Firms, contract law and the fight against climate change

Abstract: 
The intensifying fight against climate change, reinforced by the Paris Agreement, is contributing to the formation of a new international contractual framework that the contracting parties organise or that they can legitimately expect to see applied, even if they have not provided for it by agreement. Implied duties, failure to comply, requirement of a certain quality of provision of service – be it French or foreign, European or international, contract law is not short of instruments in the fight against climate change.

Constitutional courts and relations between parliaments and executive authorities.
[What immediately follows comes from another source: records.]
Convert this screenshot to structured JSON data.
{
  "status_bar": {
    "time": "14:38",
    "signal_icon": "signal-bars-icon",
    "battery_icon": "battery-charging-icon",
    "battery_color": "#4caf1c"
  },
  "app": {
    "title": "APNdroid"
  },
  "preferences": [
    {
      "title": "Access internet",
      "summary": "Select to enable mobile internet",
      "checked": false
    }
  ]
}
The limits to court regulation of a system of government

Abstract: 
The contemporary doctrinal craze for constitutional justice and the exaltation of ‘constitutional democracy’ considered primarily as a regime for guaranteeing individual rights has somewhat overshadowed a non-negligible problem – the problem of the role of the constitutional court in relations between governing organs, namely the deliberative assemblies and the authorities wielding immediate power, in other words the (poorly named) ‘executive’ authority (government and, as the case may be, the head of state).

Values, rights and duties in the development of human rights

Abstract: 
In the light of the recent United Nations Declaration on Human Rights Education and Training, the author returns to the dialectic between rights and duties in the theory and practice of human rights with the appearance of ‘horizontal’ obligations towards others, such as humankind and the planet. New attempts are being made to set human rights against ‘traditional values’, as in Russia, or in France, to have a ‘republican morality’ or even a ‘secular morality’ prevail over individual autonomy. It is more necessary than ever to articulate fundamental rights with collective values.